Which brings me to another- Events. Events in C# are defined using a name and a delegate that defines the event signature. Class consumers can then subscribe to that event- multiple consumers can in fact- using either methods of the event or operator overloads. The class can invoke the event and all the subscribed consumers will have their event routines called. This is known as a “multicast delegate” since it calls a number of methods on a single invocation. Java doesn’t have this. Again, the best way to fake events is the same way I used to do it with Visual Basic 6, which was to define an interface. that would allow for a Single “event” subscriber to be assigned, probably using some stupid “setEventX()” accessor. What if you want- you know, actual events with multiple subscribers. Well, thanks to Java’s weak generics implementation, you get to rewrite them for every single event, or use slow reflection to do your dirty work. Neither of which are exactly robust.
You want more?

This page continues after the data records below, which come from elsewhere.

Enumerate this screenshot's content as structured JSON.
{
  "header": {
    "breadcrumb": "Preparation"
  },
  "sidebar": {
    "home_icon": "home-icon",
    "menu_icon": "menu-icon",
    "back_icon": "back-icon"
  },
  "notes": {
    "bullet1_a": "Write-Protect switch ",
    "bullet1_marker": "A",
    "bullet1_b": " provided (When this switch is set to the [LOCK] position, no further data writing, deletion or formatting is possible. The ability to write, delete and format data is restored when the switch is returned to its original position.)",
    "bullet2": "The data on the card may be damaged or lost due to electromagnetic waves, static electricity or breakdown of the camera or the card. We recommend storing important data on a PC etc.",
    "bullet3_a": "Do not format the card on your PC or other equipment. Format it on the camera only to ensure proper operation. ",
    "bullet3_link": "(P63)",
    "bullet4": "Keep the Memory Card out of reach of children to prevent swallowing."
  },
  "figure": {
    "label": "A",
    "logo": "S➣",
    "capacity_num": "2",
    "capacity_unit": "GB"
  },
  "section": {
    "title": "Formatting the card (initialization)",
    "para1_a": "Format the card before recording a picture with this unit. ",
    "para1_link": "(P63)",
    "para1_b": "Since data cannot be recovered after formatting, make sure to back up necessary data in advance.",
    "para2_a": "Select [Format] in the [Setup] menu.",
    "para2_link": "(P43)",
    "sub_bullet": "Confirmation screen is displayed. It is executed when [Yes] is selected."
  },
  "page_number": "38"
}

Extension methods. Linq uses these extensively over collection classes, providing a myriad of ways to mess about with them. How about the null coalescing operator ??, or the “as” operator for performing conversions between types and giving null rather than a InvalidCastException if it cannot do so?
Platform Invoke is better than JNI or whatever the fuck it’s called now in Java (JNI? J/Direct? damned if I remember). Of course the argument is that you shouldn’t have to use anything other than Java (or C#) to do something. But you do. That’s how the software ecosystem works. You can’t just hid in the Java sandbox and pretend nothing else exists, because then your UI looks like heap of crap and you end up with something whose features pale in comparison to other products and the only advantage is now you can run it on a Solaris without porting it or something.
Even the for(value:collection) foreach syntax in java was something that took years to get added to the language. The Creators hemmed and hawwed about it for years, as if they were making some life altering decision; because they had to make sure it wasn’t dangerous, right? I don’t even know the state of Closures in Java. Personally I gave up on the language after C# passed it with C# 2.0.
Java is a universally weaker language than C# that offers few real advantages, like comparing a companion cube to a edgeless safety cube, the only difference is that the user can’t hurt themselves. But an experienced programmer trying to stack edgeless safety cubes will find it very frustrating for the very reason that there are no corners.
410 total views, 2 views today